explain select * from t where id > '2020-04-18';
+-------------------------+----------+-----------+-----------------------+-------------------------------------------+
| id                      | estRows  | task      | access object         | operator info                             |
+-------------------------+----------+-----------+-----------------------+-------------------------------------------+
| TableReader_8           | 3333.33  | root      |                       | data:Selection_7                          |
| └─Selection_7           | 3333.33  | cop[tikv] |                       | gt(test.t.id, 2020-04-18 00:00:00.000000) |
|   └─TableFullScan_6     | 10000.00 | cop[tikv] | table:t, partition:p1 | keep order:false, stats:pseudo            |
+-------------------------+----------+-----------+-----------------------+-------------------------------------------+

Inapplicable scenario in Range partitioned tables

Because the rule optimization of partition pruning is performed during the generation phase of the query plan, partition pruning is not suitable for scenarios where the filter conditions can be obtained only during the execution phase. For example:

create table t1 (x int) partition by range (x) (
    partition p0 values less than (5),
    partition p1 values less than (10));
create table t2 (x int);
explain select * from t2 where x < (select * from t1 where t2.x < t1.x and t2.x < 2);
+--------------------------------------+----------+-----------+------------------------+-----------------------------------------------------------+
| id                                   | estRows  | task      | access object          | operator info                                             |
+--------------------------------------+----------+-----------+------------------------+-----------------------------------------------------------+
| Projection_13                        | 9990.00  | root      |                        | test.t2.x                                                 |
| └─Apply_15                           | 9990.00  | root      |                        | CARTESIAN inner join, other cond:lt(test.t2.x, test.t1.x) |
|   ├─TableReader_18(Build)            | 9990.00  | root      |                        | data:Selection_17                                         |
|   │ └─Selection_17                   | 9990.00  | cop[tikv] |                        | not(isnull(test.t2.x))                                    |
|   │   └─TableFullScan_16             | 10000.00 | cop[tikv] | table:t2               | keep order:false, stats:pseudo                            |
|   └─Selection_19(Probe)              | 0.80     | root      |                        | not(isnull(test.t1.x))                                    |
|     └─MaxOneRow_20                   | 1.00     | root      |                        |                                                           |
|       └─Union_21                     | 2.00     | root      |                        |                                                           |
|         ├─TableReader_24             | 2.00     | root      |                        | data:Selection_23                                         |
|         │ └─Selection_23             | 2.00     | cop[tikv] |                        | lt(test.t2.x, 2), lt(test.t2.x, test.t1.x)                |
|         │   └─TableFullScan_22       | 2.50     | cop[tikv] | table:t1, partition:p0 | keep order:false, stats:pseudo                            |
|         └─TableReader_27             | 2.00     | root      |                        | data:Selection_26                                         |
|           └─Selection_26             | 2.00     | cop[tikv] |                        | lt(test.t2.x, 2), lt(test.t2.x, test.t1.x)                |
|             └─TableFullScan_25       | 2.50     | cop[tikv] | table:t1, partition:p1 | keep order:false, stats:pseudo                            |
+--------------------------------------+----------+-----------+------------------------+-----------------------------------------------------------+
14 rows in set (0.00 sec)

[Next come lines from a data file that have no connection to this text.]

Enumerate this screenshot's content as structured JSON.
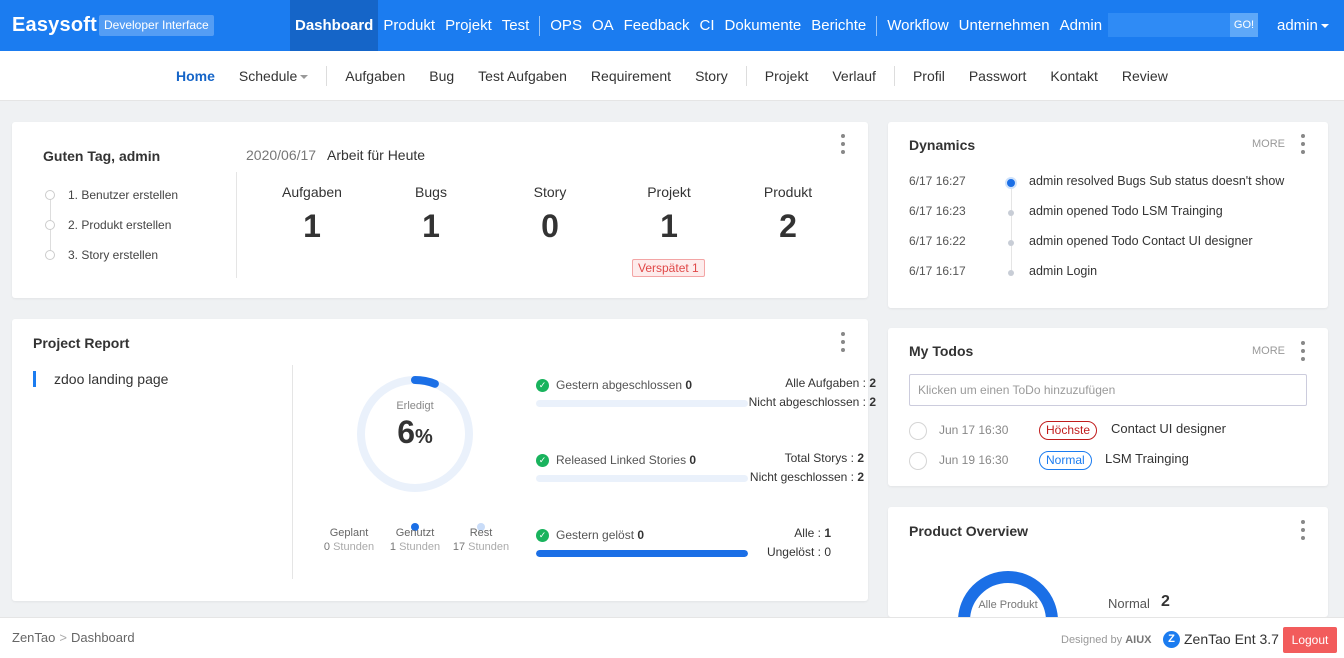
{
  "header": {
    "brand": "Easysoft",
    "badge": "Developer Interface",
    "nav": [
      "Dashboard",
      "Produkt",
      "Projekt",
      "Test",
      "OPS",
      "OA",
      "Feedback",
      "CI",
      "Dokumente",
      "Berichte",
      "Workflow",
      "Unternehmen",
      "Admin"
    ],
    "active": "Dashboard",
    "search_placeholder": "",
    "go_label": "GO!",
    "user": "admin"
  },
  "subnav": {
    "items": [
      "Home",
      "Schedule",
      "Aufgaben",
      "Bug",
      "Test Aufgaben",
      "Requirement",
      "Story",
      "Projekt",
      "Verlauf",
      "Profil",
      "Passwort",
      "Kontakt",
      "Review"
    ],
    "active": "Home"
  },
  "welcome": {
    "greeting": "Guten Tag, admin",
    "date": "2020/06/17",
    "today_label": "Arbeit für Heute",
    "steps": [
      "1. Benutzer erstellen",
      "2. Produkt erstellen",
      "3. Story erstellen"
    ],
    "stats": [
      {
        "label": "Aufgaben",
        "value": "1"
      },
      {
        "label": "Bugs",
        "value": "1"
      },
      {
        "label": "Story",
        "value": "0"
      },
      {
        "label": "Projekt",
        "value": "1"
      },
      {
        "label": "Produkt",
        "value": "2"
      }
    ],
    "late_badge": "Verspätet 1"
  },
  "project_report": {
    "title": "Project Report",
    "project_name": "zdoo landing page",
    "progress_label": "Erledigt",
    "progress_value": "6",
    "progress_unit": "%",
    "progress_fraction": 0.06,
    "hours": [
      {
        "label": "Geplant",
        "value": "0",
        "unit": "Stunden"
      },
      {
        "label": "Genutzt",
        "value": "1",
        "unit": "Stunden"
      },
      {
        "label": "Rest",
        "value": "17",
        "unit": "Stunden"
      }
    ],
    "metrics": [
      {
        "name": "Gestern abgeschlossen",
        "count": "0",
        "lines": [
          {
            "label": "Alle Aufgaben : ",
            "value": "2"
          },
          {
            "label": "Nicht abgeschlossen : ",
            "value": "2"
          }
        ],
        "fill_fraction": 0
      },
      {
        "name": "Released Linked Stories",
        "count": "0",
        "lines": [
          {
            "label": "Total Storys : ",
            "value": "2"
          },
          {
            "label": "Nicht geschlossen : ",
            "value": "2"
          }
        ],
        "fill_fraction": 0
      },
      {
        "name": "Gestern gelöst",
        "count": "0",
        "lines": [
          {
            "label": "Alle : ",
            "value": "1"
          },
          {
            "label": "Ungelöst : ",
            "value": "0"
          }
        ],
        "fill_fraction": 1
      }
    ]
  },
  "dynamics": {
    "title": "Dynamics",
    "more": "MORE",
    "items": [
      {
        "time": "6/17 16:27",
        "text": "admin resolved Bugs Sub status doesn't show"
      },
      {
        "time": "6/17 16:23",
        "text": "admin opened Todo LSM Trainging"
      },
      {
        "time": "6/17 16:22",
        "text": "admin opened Todo Contact UI designer"
      },
      {
        "time": "6/17 16:17",
        "text": "admin Login"
      }
    ]
  },
  "todos": {
    "title": "My Todos",
    "more": "MORE",
    "input_placeholder": "Klicken um einen ToDo hinzuzufügen",
    "items": [
      {
        "date": "Jun 17 16:30",
        "priority": "Höchste",
        "name": "Contact UI designer"
      },
      {
        "date": "Jun 19 16:30",
        "priority": "Normal",
        "name": "LSM Trainging"
      }
    ]
  },
  "product_overview": {
    "title": "Product Overview",
    "ring_label": "Alle Produkt",
    "normal_label": "Normal",
    "normal_value": "2"
  },
  "footer": {
    "crumb_root": "ZenTao",
    "crumb_sep": ">",
    "crumb_page": "Dashboard",
    "designed_by": "Designed by",
    "designer": "AIUX",
    "version": "ZenTao Ent 3.7",
    "logout": "Logout"
  },
  "colors": {
    "brand_blue": "#1b7cf0",
    "active_tab": "#1565c8",
    "danger": "#f25c5c",
    "success": "#19b35d"
  }
}
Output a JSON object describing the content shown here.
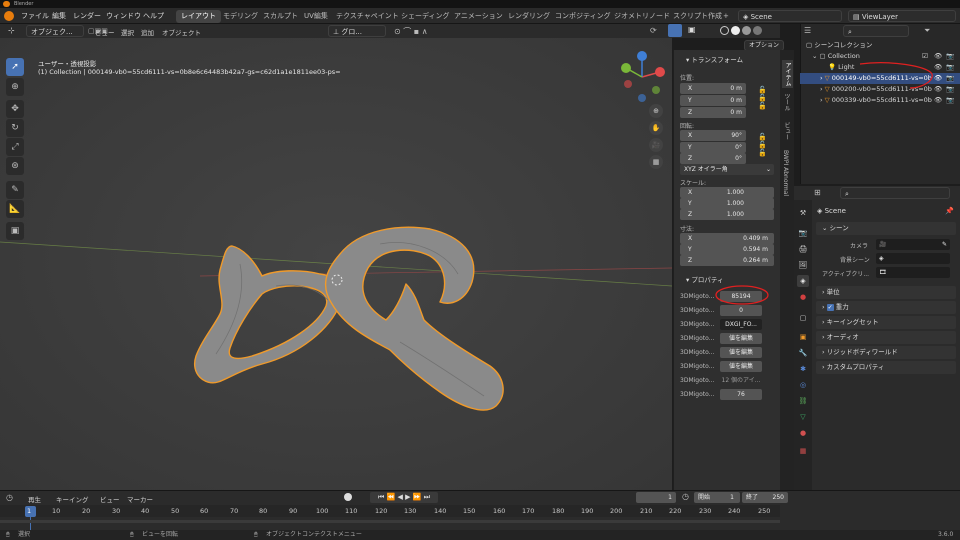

Each time this query reads a row from t2, it will query on the t1 partitioned table. Theoretically, the t1.x> val filter condition is met at this time, but in fact, partition pruning takes effect only in the generation phase of the query plan, not the execution phase.